The wake-up call came at 6am and my roommate and I were up in no time. After doing the morning rituals, we grabbed a quick breakfast at Fragrance Hotel’s cafeteria, went back to our room to get our bags and by 8am, we were already on our way to the Singapore Flyer. I had tried the Singapore Flyer twice before so I wasn’t really that excited but you know what they say: Third time’s a charm. I was hoping it would hold true.
When we arrived, we were greeted by a sea of juvenile bliss. There was an educational tour going on and the young pupils were gathered at the entrance to the Flyer, being briefed by their teachers. Suddenly, I was reminded of my own childhood and how thrilled I was whenever we had a field trip. I felt ecstatic for the kids. It was nostalgic watching them in pairs as they trod, baby step after baby step, to the Flyer. There was just too much cuteness that time.
The Journey of Dreams
When we got our tickets, we proceeded to the second floor and stepped into the Journey of Dreams, a museum-like gallery showcasing (or narrating) the story of the Flyer via multimedia presentations. Aside from the enlightening bits of information that I learned, I particularly liked the play of lights inside and how the whole “museum” was illuminated. It was indeed dream-like.
There was a short queue as we approached the capsules but it wasn’t long until we were called for our turn to hop into one of them cylinders.
About the Singapore Flyer
One of the most iconic and easily recognizable landmarks in Singapore, this gigantic ferris wheel offers passengers a wondrous 360-degree view of Singapore and neighboring islands. Standing 541 feet tall, the Singapore Flyer is said to be the biggest and the tallest observation wheel in the world, taller than the London Eye in England.
While onboard one of the capsules of the Singapore Flyer, you’ll be able to see countless famous Singapore landmarks including the Marina Bay Sands, the F1 Singapore Grand Prix venue, the Merlion Park, Clark Quay, the Marina Barrage, Sentosa, the yet-to-be-completed Botanical Gardens, and many, many, many others. If it’s your lucky day, you should also see nearby Malaysian and Indonesian islands.

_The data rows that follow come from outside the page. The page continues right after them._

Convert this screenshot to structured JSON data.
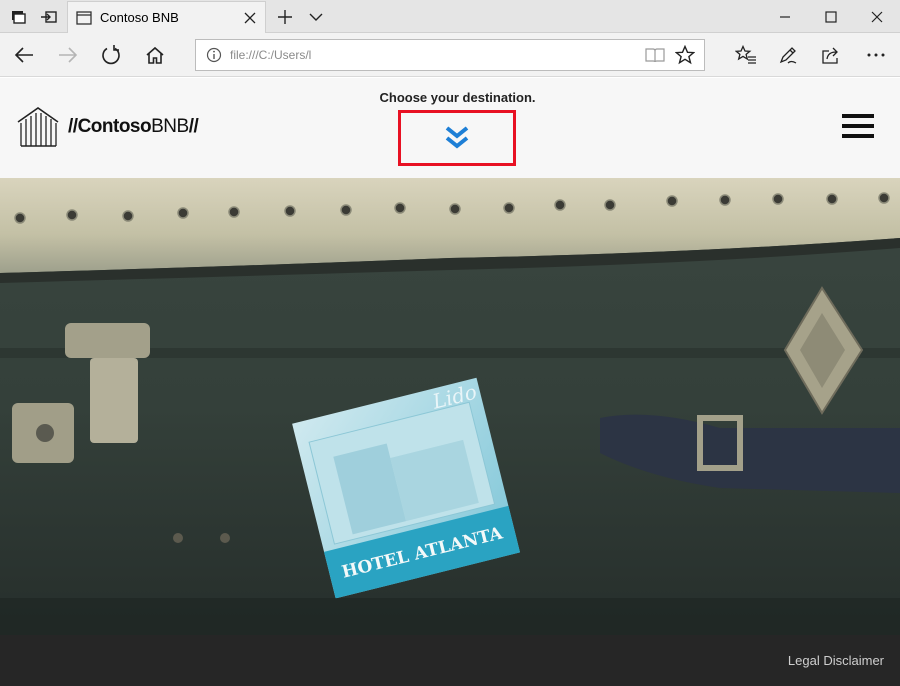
{
  "browser": {
    "tab_title": "Contoso BNB",
    "address": "file:///C:/Users/l",
    "icons": [
      "tab-manager-icon",
      "set-aside-tabs-icon",
      "page-icon",
      "close-icon",
      "new-tab-icon",
      "chevron-down-icon",
      "minimize-icon",
      "maximize-icon",
      "close-window-icon",
      "back-icon",
      "forward-icon",
      "refresh-icon",
      "home-icon",
      "info-icon",
      "reading-view-icon",
      "favorite-star-icon",
      "favorites-hub-icon",
      "pen-icon",
      "share-icon",
      "more-icon"
    ]
  },
  "site": {
    "logo_prefix": "//",
    "logo_bold": "Contoso",
    "logo_thin": "BNB",
    "logo_suffix": "//",
    "prompt": "Choose your destination.",
    "sticker_line1": "Lido",
    "sticker_line2": "HOTEL ATLANTA",
    "footer_link": "Legal Disclaimer"
  },
  "colors": {
    "accent_blue": "#1e7fd6",
    "highlight_red": "#e81123",
    "footer_bg": "#262626",
    "header_bg": "#f7f7f7"
  }
}
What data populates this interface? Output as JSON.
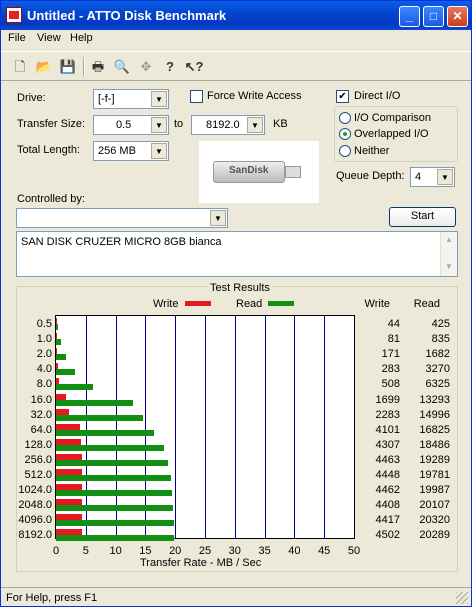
{
  "window": {
    "title": "Untitled - ATTO Disk Benchmark"
  },
  "menu": [
    "File",
    "View",
    "Help"
  ],
  "toolbar_icons": [
    "new-icon",
    "open-icon",
    "save-icon",
    "print-icon",
    "print-preview-icon",
    "move-icon",
    "help-icon",
    "context-help-icon"
  ],
  "form": {
    "drive_label": "Drive:",
    "drive_value": "[-f-]",
    "transfer_label": "Transfer Size:",
    "transfer_from": "0.5",
    "to_label": "to",
    "transfer_to": "8192.0",
    "kb_label": "KB",
    "length_label": "Total Length:",
    "length_value": "256 MB",
    "force_write": "Force Write Access",
    "force_write_checked": false,
    "direct_io": "Direct I/O",
    "direct_io_checked": true,
    "io_comparison": "I/O Comparison",
    "overlapped_io": "Overlapped I/O",
    "neither": "Neither",
    "io_selected": "overlapped",
    "queue_label": "Queue Depth:",
    "queue_value": "4",
    "controlled_label": "Controlled by:",
    "controlled_value": "",
    "start_label": "Start",
    "logo_text": "SanDisk",
    "description": "SAN DISK CRUZER MICRO 8GB bianca"
  },
  "results": {
    "title": "Test Results",
    "write_legend": "Write",
    "read_legend": "Read",
    "write_header": "Write",
    "read_header": "Read",
    "xlabel": "Transfer Rate - MB / Sec"
  },
  "chart_data": {
    "type": "bar",
    "title": "Test Results",
    "xlabel": "Transfer Rate - MB / Sec",
    "xlim": [
      0,
      50
    ],
    "xticks": [
      "0",
      "5",
      "10",
      "15",
      "20",
      "25",
      "30",
      "35",
      "40",
      "45",
      "50"
    ],
    "categories": [
      "0.5",
      "1.0",
      "2.0",
      "4.0",
      "8.0",
      "16.0",
      "32.0",
      "64.0",
      "128.0",
      "256.0",
      "512.0",
      "1024.0",
      "2048.0",
      "4096.0",
      "8192.0"
    ],
    "series": [
      {
        "name": "Write",
        "color": "#e5191e",
        "values": [
          44,
          81,
          171,
          283,
          508,
          1699,
          2283,
          4101,
          4307,
          4463,
          4448,
          4462,
          4408,
          4417,
          4502
        ]
      },
      {
        "name": "Read",
        "color": "#128f12",
        "values": [
          425,
          835,
          1682,
          3270,
          6325,
          13293,
          14996,
          16825,
          18486,
          19289,
          19781,
          19987,
          20107,
          20320,
          20289
        ]
      }
    ]
  },
  "status": {
    "text": "For Help, press F1"
  }
}
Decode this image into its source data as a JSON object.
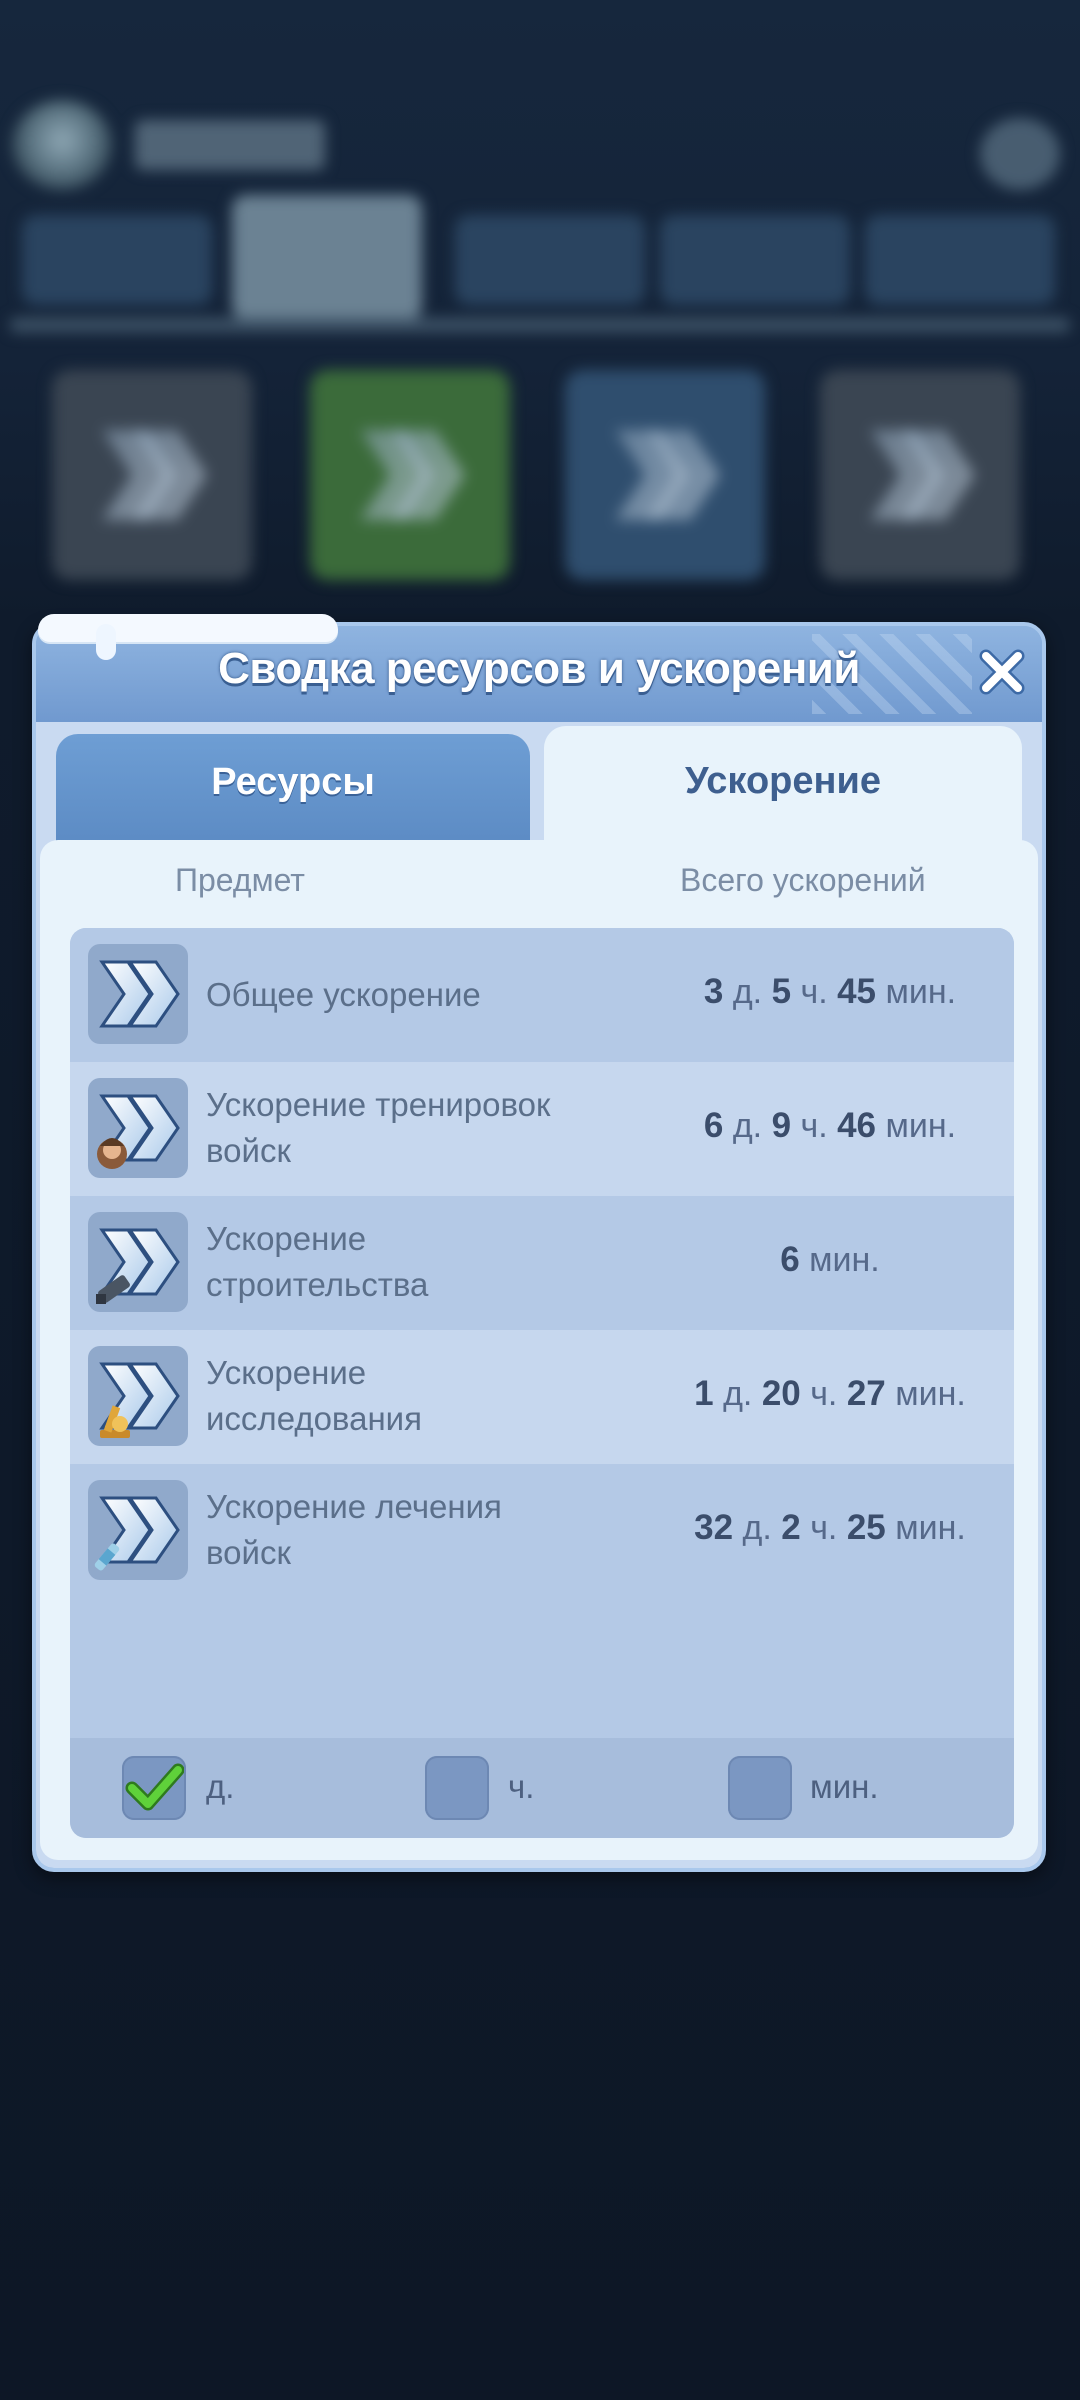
{
  "dialog": {
    "title": "Сводка ресурсов и ускорений",
    "tabs": [
      {
        "label": "Ресурсы",
        "active": false
      },
      {
        "label": "Ускорение",
        "active": true
      }
    ],
    "columns": {
      "item": "Предмет",
      "total": "Всего ускорений"
    },
    "rows": [
      {
        "name": "Общее ускорение",
        "icon": "speedup-icon",
        "value": [
          {
            "n": "3",
            "u": "д."
          },
          {
            "n": "5",
            "u": "ч."
          },
          {
            "n": "45",
            "u": "мин."
          }
        ]
      },
      {
        "name": "Ускорение тренировок войск",
        "icon": "training-speedup-icon",
        "value": [
          {
            "n": "6",
            "u": "д."
          },
          {
            "n": "9",
            "u": "ч."
          },
          {
            "n": "46",
            "u": "мин."
          }
        ]
      },
      {
        "name": "Ускорение строительства",
        "icon": "building-speedup-icon",
        "value": [
          {
            "n": "6",
            "u": "мин."
          }
        ]
      },
      {
        "name": "Ускорение исследования",
        "icon": "research-speedup-icon",
        "value": [
          {
            "n": "1",
            "u": "д."
          },
          {
            "n": "20",
            "u": "ч."
          },
          {
            "n": "27",
            "u": "мин."
          }
        ]
      },
      {
        "name": "Ускорение лечения войск",
        "icon": "healing-speedup-icon",
        "value": [
          {
            "n": "32",
            "u": "д."
          },
          {
            "n": "2",
            "u": "ч."
          },
          {
            "n": "25",
            "u": "мин."
          }
        ]
      }
    ],
    "filters": [
      {
        "label": "д.",
        "checked": true
      },
      {
        "label": "ч.",
        "checked": false
      },
      {
        "label": "мин.",
        "checked": false
      }
    ]
  },
  "colors": {
    "header": "#7099cf",
    "panel": "#e8f3fb",
    "list": "#b4c9e6",
    "check": "#5fd13a"
  }
}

Hope it’s a a clear day when you’re there.
The Singapore Flyer has 28 capsules and has a capacity of up to 28 passengers. It takes around 37 minutes for this giant wheel to complete a rotation. Although you really see the movement on board, it looks like it does not move at all from afar.
The best part, of course, was when it hit the very highest point.
After the ride, you’ll pass through the Singapore Flyer Gifts, a store where you may buy Flyer souvenirs.
The Singapore Flyer operates daily from 8:30am to 10:30pm. But you can purchase tickets as early as 8am.
Daily Flights*: 8:30am – 10:30pm
Ticket Sales: 8:00am – 10:00pm
Last Admission: 10:15pm
How to Get to the Singapore Flyer
In case you will visit the Singapore Flyer via public transport, here’s how. I only know how to get here by taking the MRT. There are two ways to reach the Singapore Flyer via the MRT. You may choose to alight at Promenade Station (Circle Line) or City Hall Station (North South Line).
If you alight at City Hall Station, cross the road to Coleman Street. Look for a bus stop beside St. Andrew’s Cathedral. Catch the shuttle bus. There’s one every half hour from 1oam to 11pm. The bus will take you straight to the Flyer.
If you alight at Promenade Station, take Exit A and follow the pedestrian signs to Singapore Flyer. It’s a 5-10 minutes of leisurely walk.
I personally like the first option. It will allow you to see the beautiful St. Andrew’s Cathedral.
Note: This is not included in the regular Fly and Sail AdvenTour that Airphil Express offers. But we visited this within the supposed “free time” period that our itinerary allowed.